INFORMATION ::

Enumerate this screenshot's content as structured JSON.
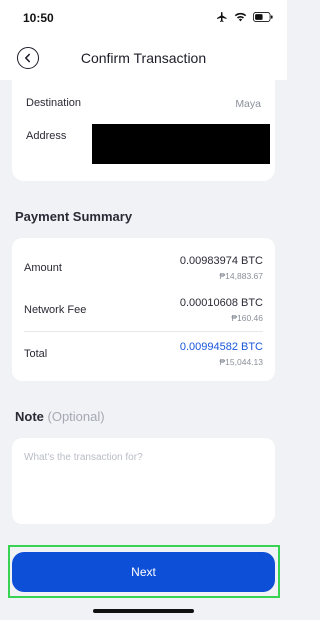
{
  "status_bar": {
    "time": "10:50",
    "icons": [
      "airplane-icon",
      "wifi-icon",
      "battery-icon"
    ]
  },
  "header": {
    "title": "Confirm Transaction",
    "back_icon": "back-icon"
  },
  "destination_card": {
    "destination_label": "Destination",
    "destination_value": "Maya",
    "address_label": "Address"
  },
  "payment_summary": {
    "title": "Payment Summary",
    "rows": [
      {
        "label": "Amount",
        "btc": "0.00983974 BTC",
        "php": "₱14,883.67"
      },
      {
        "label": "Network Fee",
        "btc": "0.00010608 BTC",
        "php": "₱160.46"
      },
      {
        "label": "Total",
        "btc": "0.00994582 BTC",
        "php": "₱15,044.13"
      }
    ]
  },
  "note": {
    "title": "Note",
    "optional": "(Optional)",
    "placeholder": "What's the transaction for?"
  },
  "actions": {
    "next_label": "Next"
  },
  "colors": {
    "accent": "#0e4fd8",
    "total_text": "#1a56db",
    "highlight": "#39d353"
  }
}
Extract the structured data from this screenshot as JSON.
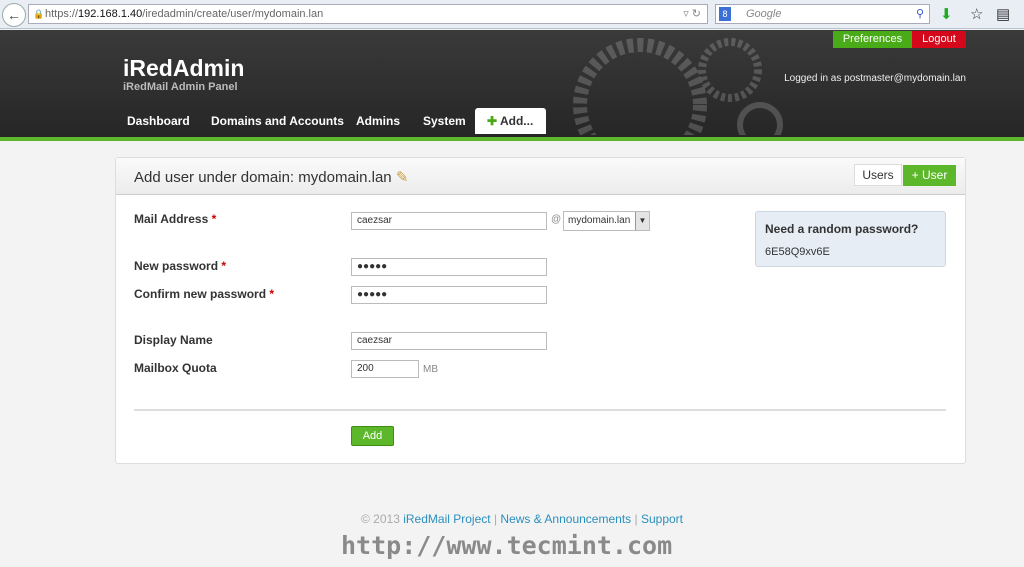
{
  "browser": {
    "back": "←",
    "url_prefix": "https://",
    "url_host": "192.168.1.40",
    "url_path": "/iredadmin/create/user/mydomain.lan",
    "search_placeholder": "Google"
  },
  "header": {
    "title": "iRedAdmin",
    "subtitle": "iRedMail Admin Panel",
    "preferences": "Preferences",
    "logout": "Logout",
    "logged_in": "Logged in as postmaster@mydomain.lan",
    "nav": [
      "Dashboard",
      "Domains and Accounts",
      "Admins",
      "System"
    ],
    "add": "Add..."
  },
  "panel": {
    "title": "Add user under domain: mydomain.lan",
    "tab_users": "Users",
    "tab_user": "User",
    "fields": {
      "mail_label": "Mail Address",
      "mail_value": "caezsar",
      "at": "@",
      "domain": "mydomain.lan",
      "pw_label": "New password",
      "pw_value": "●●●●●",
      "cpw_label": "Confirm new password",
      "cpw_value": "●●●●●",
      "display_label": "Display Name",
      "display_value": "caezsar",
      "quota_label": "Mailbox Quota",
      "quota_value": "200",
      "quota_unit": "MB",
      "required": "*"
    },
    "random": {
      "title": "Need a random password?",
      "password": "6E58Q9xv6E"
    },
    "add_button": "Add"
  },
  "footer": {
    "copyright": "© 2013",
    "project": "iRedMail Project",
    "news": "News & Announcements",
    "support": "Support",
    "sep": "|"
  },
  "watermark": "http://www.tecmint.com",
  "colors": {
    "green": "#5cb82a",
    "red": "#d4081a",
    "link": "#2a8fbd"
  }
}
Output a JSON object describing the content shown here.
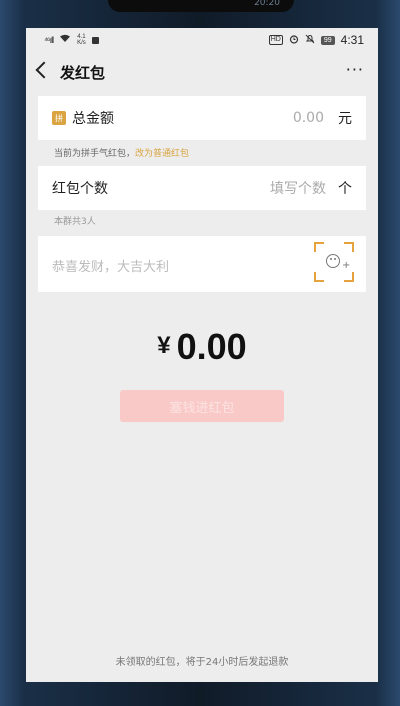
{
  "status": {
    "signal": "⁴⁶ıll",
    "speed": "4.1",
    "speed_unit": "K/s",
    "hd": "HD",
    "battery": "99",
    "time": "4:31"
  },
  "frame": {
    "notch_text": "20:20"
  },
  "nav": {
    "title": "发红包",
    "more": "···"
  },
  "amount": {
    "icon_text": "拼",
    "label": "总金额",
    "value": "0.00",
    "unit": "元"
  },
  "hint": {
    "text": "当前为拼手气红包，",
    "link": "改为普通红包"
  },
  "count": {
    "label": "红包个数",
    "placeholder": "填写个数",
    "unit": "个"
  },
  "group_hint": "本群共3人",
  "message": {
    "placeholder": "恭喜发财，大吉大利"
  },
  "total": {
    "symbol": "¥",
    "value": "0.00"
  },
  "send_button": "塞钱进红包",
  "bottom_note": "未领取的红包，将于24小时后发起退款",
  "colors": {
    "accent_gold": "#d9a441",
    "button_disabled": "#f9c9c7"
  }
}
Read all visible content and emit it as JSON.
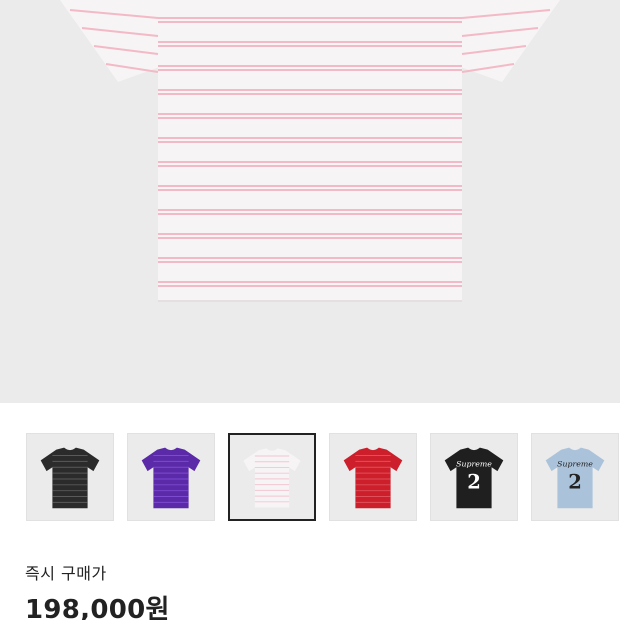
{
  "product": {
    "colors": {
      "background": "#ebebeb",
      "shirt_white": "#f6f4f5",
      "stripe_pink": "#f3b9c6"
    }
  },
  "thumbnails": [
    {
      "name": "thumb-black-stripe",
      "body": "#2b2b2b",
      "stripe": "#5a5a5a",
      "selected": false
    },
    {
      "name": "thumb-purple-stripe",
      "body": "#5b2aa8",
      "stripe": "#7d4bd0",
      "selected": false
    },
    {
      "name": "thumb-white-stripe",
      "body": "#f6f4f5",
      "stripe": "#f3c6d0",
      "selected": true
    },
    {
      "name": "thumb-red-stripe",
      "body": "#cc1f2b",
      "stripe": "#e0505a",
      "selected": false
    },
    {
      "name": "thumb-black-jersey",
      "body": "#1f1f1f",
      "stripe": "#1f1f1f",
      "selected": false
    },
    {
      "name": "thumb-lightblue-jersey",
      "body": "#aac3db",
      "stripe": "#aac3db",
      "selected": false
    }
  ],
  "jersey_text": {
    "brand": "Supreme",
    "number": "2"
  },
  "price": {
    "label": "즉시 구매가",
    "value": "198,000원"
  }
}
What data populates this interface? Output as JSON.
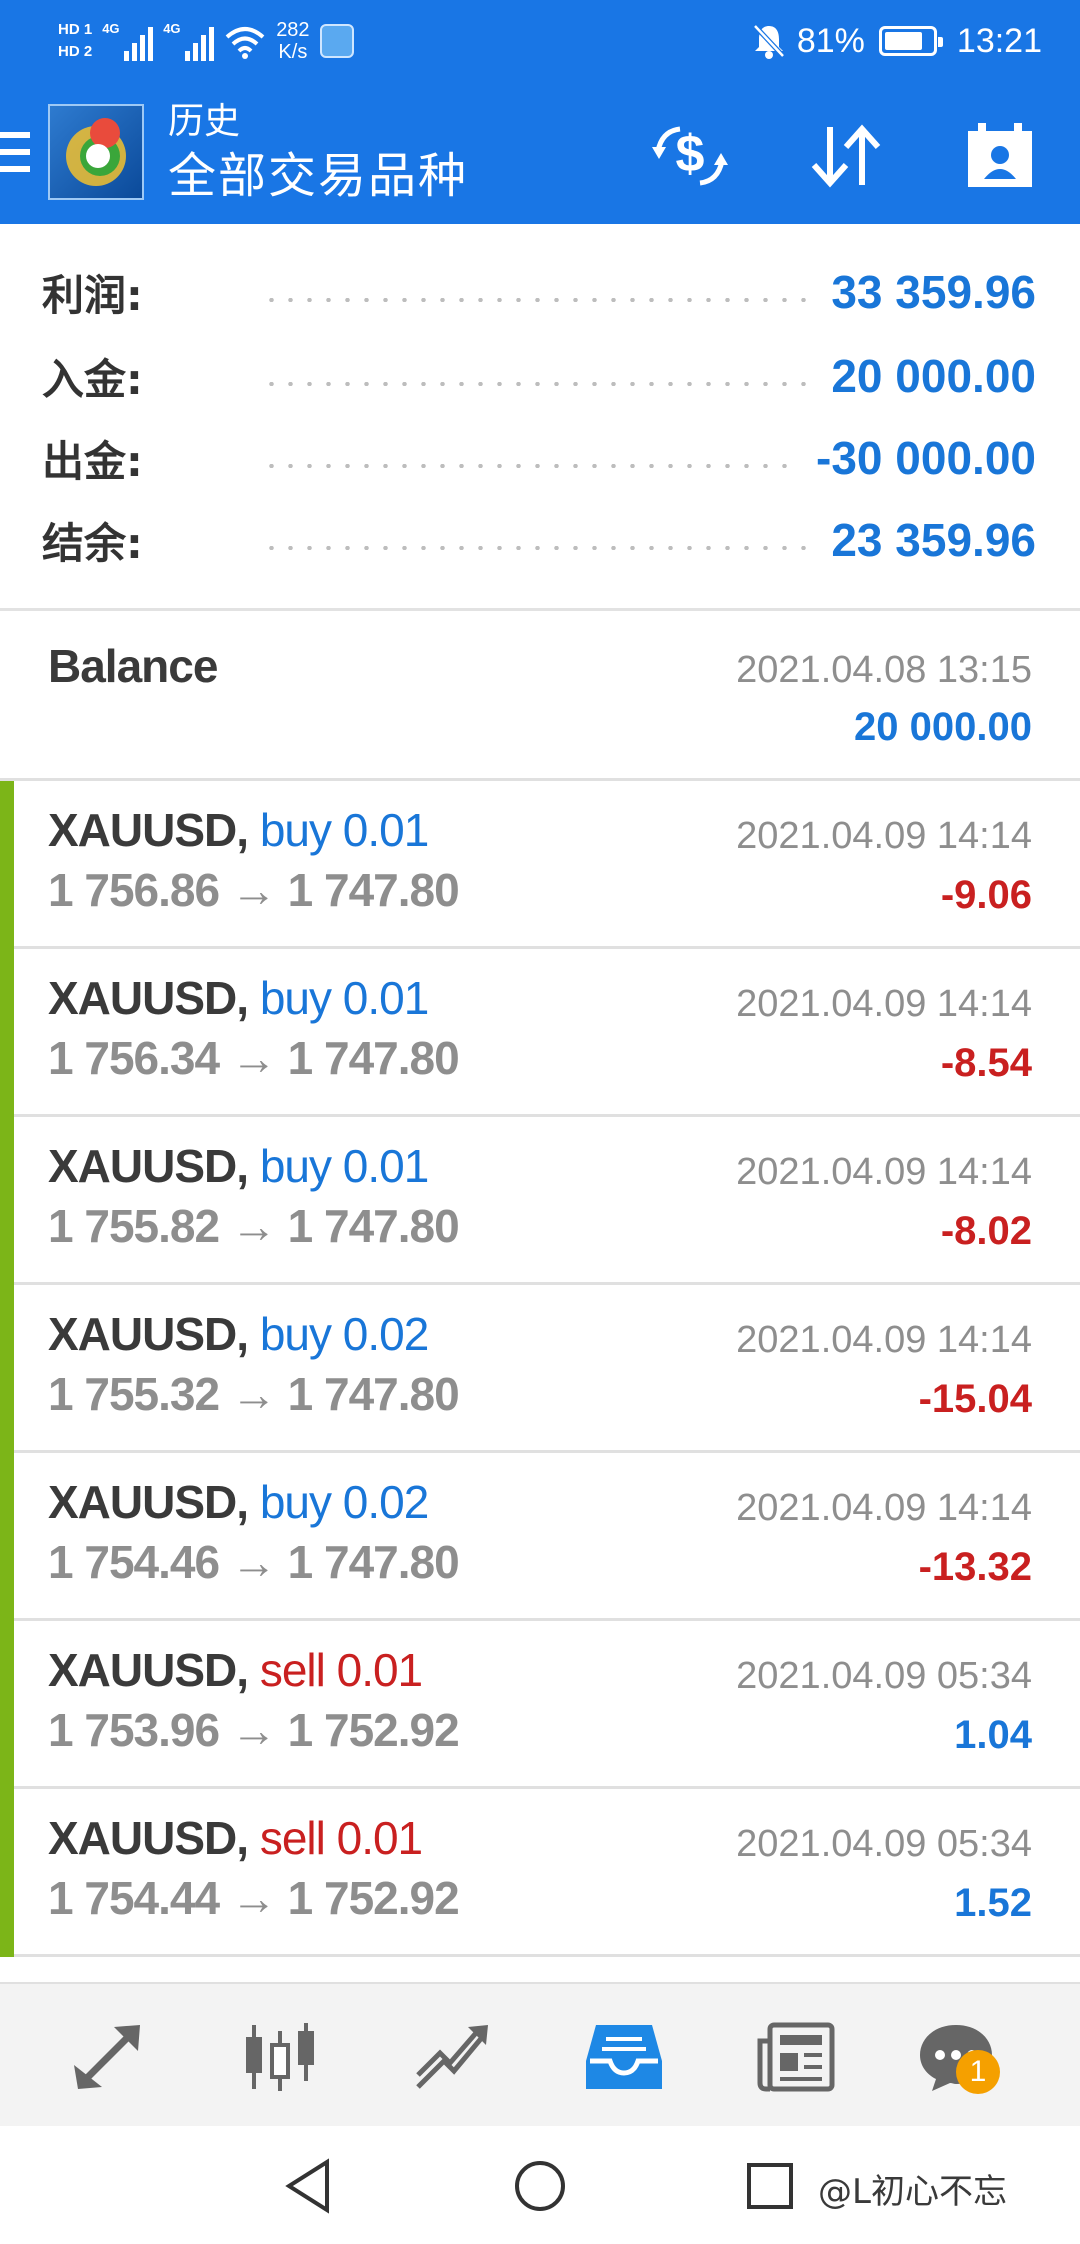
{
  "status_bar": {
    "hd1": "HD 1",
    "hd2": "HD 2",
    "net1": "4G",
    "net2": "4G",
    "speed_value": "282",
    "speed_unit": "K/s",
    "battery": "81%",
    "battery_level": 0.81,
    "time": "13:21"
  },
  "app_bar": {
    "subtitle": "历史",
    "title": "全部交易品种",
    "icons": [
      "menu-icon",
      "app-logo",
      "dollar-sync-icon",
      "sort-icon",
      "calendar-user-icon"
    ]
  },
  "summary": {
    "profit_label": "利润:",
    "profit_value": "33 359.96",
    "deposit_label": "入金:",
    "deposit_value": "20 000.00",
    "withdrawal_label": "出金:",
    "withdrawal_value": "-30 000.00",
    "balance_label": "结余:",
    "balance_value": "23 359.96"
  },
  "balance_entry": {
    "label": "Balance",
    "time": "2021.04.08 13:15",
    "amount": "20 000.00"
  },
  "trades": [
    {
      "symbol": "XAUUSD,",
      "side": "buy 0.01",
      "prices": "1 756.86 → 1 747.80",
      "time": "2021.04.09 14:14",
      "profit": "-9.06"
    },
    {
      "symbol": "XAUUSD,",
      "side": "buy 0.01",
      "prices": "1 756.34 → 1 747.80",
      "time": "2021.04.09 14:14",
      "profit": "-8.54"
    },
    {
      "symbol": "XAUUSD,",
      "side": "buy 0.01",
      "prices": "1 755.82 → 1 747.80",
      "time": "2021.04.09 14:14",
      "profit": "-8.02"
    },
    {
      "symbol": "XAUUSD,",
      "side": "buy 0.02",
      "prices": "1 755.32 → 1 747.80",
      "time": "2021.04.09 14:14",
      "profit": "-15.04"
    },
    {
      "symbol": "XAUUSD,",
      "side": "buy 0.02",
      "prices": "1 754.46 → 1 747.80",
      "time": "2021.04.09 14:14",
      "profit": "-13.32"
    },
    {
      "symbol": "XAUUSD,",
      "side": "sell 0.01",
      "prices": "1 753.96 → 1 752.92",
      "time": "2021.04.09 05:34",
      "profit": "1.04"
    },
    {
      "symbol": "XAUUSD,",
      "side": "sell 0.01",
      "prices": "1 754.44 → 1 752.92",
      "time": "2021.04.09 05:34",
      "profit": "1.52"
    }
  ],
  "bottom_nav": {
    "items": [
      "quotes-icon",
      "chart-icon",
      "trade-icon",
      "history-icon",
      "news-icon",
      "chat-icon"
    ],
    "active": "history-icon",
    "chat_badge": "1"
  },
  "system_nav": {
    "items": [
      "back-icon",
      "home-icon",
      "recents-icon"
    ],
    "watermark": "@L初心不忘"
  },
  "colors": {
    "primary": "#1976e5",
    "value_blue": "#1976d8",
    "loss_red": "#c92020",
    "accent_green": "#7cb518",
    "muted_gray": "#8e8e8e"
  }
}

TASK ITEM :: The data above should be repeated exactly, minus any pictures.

EXPECTED ANSWER ::
Enumerate this screenshot's content as structured JSON.
{
  "status_bar": {
    "time": "10:50",
    "icons": [
      "airplane-icon",
      "wifi-icon",
      "battery-icon"
    ]
  },
  "header": {
    "title": "Confirm Transaction",
    "back_icon": "back-icon"
  },
  "destination_card": {
    "destination_label": "Destination",
    "destination_value": "Maya",
    "address_label": "Address"
  },
  "payment_summary": {
    "title": "Payment Summary",
    "rows": [
      {
        "label": "Amount",
        "btc": "0.00983974 BTC",
        "php": "₱14,883.67"
      },
      {
        "label": "Network Fee",
        "btc": "0.00010608 BTC",
        "php": "₱160.46"
      },
      {
        "label": "Total",
        "btc": "0.00994582 BTC",
        "php": "₱15,044.13"
      }
    ]
  },
  "note": {
    "title": "Note",
    "optional": "(Optional)",
    "placeholder": "What's the transaction for?"
  },
  "actions": {
    "next_label": "Next"
  },
  "colors": {
    "accent": "#0e4fd8",
    "total_text": "#1a56db",
    "highlight": "#39d353"
  }
}
Extract the structured data from this screenshot as JSON.
{
  "browser": {
    "back": "←",
    "url_prefix": "https://",
    "url_host": "192.168.1.40",
    "url_path": "/iredadmin/create/user/mydomain.lan",
    "search_placeholder": "Google"
  },
  "header": {
    "title": "iRedAdmin",
    "subtitle": "iRedMail Admin Panel",
    "preferences": "Preferences",
    "logout": "Logout",
    "logged_in": "Logged in as postmaster@mydomain.lan",
    "nav": [
      "Dashboard",
      "Domains and Accounts",
      "Admins",
      "System"
    ],
    "add": "Add..."
  },
  "panel": {
    "title": "Add user under domain: mydomain.lan",
    "tab_users": "Users",
    "tab_user": "User",
    "fields": {
      "mail_label": "Mail Address",
      "mail_value": "caezsar",
      "at": "@",
      "domain": "mydomain.lan",
      "pw_label": "New password",
      "pw_value": "●●●●●",
      "cpw_label": "Confirm new password",
      "cpw_value": "●●●●●",
      "display_label": "Display Name",
      "display_value": "caezsar",
      "quota_label": "Mailbox Quota",
      "quota_value": "200",
      "quota_unit": "MB",
      "required": "*"
    },
    "random": {
      "title": "Need a random password?",
      "password": "6E58Q9xv6E"
    },
    "add_button": "Add"
  },
  "footer": {
    "copyright": "© 2013",
    "project": "iRedMail Project",
    "news": "News & Announcements",
    "support": "Support",
    "sep": "|"
  },
  "watermark": "http://www.tecmint.com",
  "colors": {
    "green": "#5cb82a",
    "red": "#d4081a",
    "link": "#2a8fbd"
  }
}
Output a JSON object describing the content shown here.
{
  "status": {
    "signal": "⁴⁶ıll",
    "speed": "4.1",
    "speed_unit": "K/s",
    "hd": "HD",
    "battery": "99",
    "time": "4:31"
  },
  "frame": {
    "notch_text": "20:20"
  },
  "nav": {
    "title": "发红包",
    "more": "···"
  },
  "amount": {
    "icon_text": "拼",
    "label": "总金额",
    "value": "0.00",
    "unit": "元"
  },
  "hint": {
    "text": "当前为拼手气红包，",
    "link": "改为普通红包"
  },
  "count": {
    "label": "红包个数",
    "placeholder": "填写个数",
    "unit": "个"
  },
  "group_hint": "本群共3人",
  "message": {
    "placeholder": "恭喜发财，大吉大利"
  },
  "total": {
    "symbol": "¥",
    "value": "0.00"
  },
  "send_button": "塞钱进红包",
  "bottom_note": "未领取的红包，将于24小时后发起退款",
  "colors": {
    "accent_gold": "#d9a441",
    "button_disabled": "#f9c9c7"
  }
}
Read all visible content and emit it as JSON.
{
  "product": {
    "colors": {
      "background": "#ebebeb",
      "shirt_white": "#f6f4f5",
      "stripe_pink": "#f3b9c6"
    }
  },
  "thumbnails": [
    {
      "name": "thumb-black-stripe",
      "body": "#2b2b2b",
      "stripe": "#5a5a5a",
      "selected": false
    },
    {
      "name": "thumb-purple-stripe",
      "body": "#5b2aa8",
      "stripe": "#7d4bd0",
      "selected": false
    },
    {
      "name": "thumb-white-stripe",
      "body": "#f6f4f5",
      "stripe": "#f3c6d0",
      "selected": true
    },
    {
      "name": "thumb-red-stripe",
      "body": "#cc1f2b",
      "stripe": "#e0505a",
      "selected": false
    },
    {
      "name": "thumb-black-jersey",
      "body": "#1f1f1f",
      "stripe": "#1f1f1f",
      "selected": false
    },
    {
      "name": "thumb-lightblue-jersey",
      "body": "#aac3db",
      "stripe": "#aac3db",
      "selected": false
    }
  ],
  "jersey_text": {
    "brand": "Supreme",
    "number": "2"
  },
  "price": {
    "label": "즉시 구매가",
    "value": "198,000원"
  }
}
What data populates this interface? Output as JSON.
{
  "status_bar": {
    "hd1": "HD 1",
    "hd2": "HD 2",
    "net1": "4G",
    "net2": "4G",
    "speed_value": "282",
    "speed_unit": "K/s",
    "battery": "81%",
    "battery_level": 0.81,
    "time": "13:21"
  },
  "app_bar": {
    "subtitle": "历史",
    "title": "全部交易品种",
    "icons": [
      "menu-icon",
      "app-logo",
      "dollar-sync-icon",
      "sort-icon",
      "calendar-user-icon"
    ]
  },
  "summary": {
    "profit_label": "利润:",
    "profit_value": "33 359.96",
    "deposit_label": "入金:",
    "deposit_value": "20 000.00",
    "withdrawal_label": "出金:",
    "withdrawal_value": "-30 000.00",
    "balance_label": "结余:",
    "balance_value": "23 359.96"
  },
  "balance_entry": {
    "label": "Balance",
    "time": "2021.04.08 13:15",
    "amount": "20 000.00"
  },
  "trades": [
    {
      "symbol": "XAUUSD,",
      "side": "buy 0.01",
      "prices": "1 756.86 → 1 747.80",
      "time": "2021.04.09 14:14",
      "profit": "-9.06"
    },
    {
      "symbol": "XAUUSD,",
      "side": "buy 0.01",
      "prices": "1 756.34 → 1 747.80",
      "time": "2021.04.09 14:14",
      "profit": "-8.54"
    },
    {
      "symbol": "XAUUSD,",
      "side": "buy 0.01",
      "prices": "1 755.82 → 1 747.80",
      "time": "2021.04.09 14:14",
      "profit": "-8.02"
    },
    {
      "symbol": "XAUUSD,",
      "side": "buy 0.02",
      "prices": "1 755.32 → 1 747.80",
      "time": "2021.04.09 14:14",
      "profit": "-15.04"
    },
    {
      "symbol": "XAUUSD,",
      "side": "buy 0.02",
      "prices": "1 754.46 → 1 747.80",
      "time": "2021.04.09 14:14",
      "profit": "-13.32"
    },
    {
      "symbol": "XAUUSD,",
      "side": "sell 0.01",
      "prices": "1 753.96 → 1 752.92",
      "time": "2021.04.09 05:34",
      "profit": "1.04"
    },
    {
      "symbol": "XAUUSD,",
      "side": "sell 0.01",
      "prices": "1 754.44 → 1 752.92",
      "time": "2021.04.09 05:34",
      "profit": "1.52"
    }
  ],
  "bottom_nav": {
    "items": [
      "quotes-icon",
      "chart-icon",
      "trade-icon",
      "history-icon",
      "news-icon",
      "chat-icon"
    ],
    "active": "history-icon",
    "chat_badge": "1"
  },
  "system_nav": {
    "items": [
      "back-icon",
      "home-icon",
      "recents-icon"
    ],
    "watermark": "@L初心不忘"
  },
  "colors": {
    "primary": "#1976e5",
    "value_blue": "#1976d8",
    "loss_red": "#c92020",
    "accent_green": "#7cb518",
    "muted_gray": "#8e8e8e"
  }
}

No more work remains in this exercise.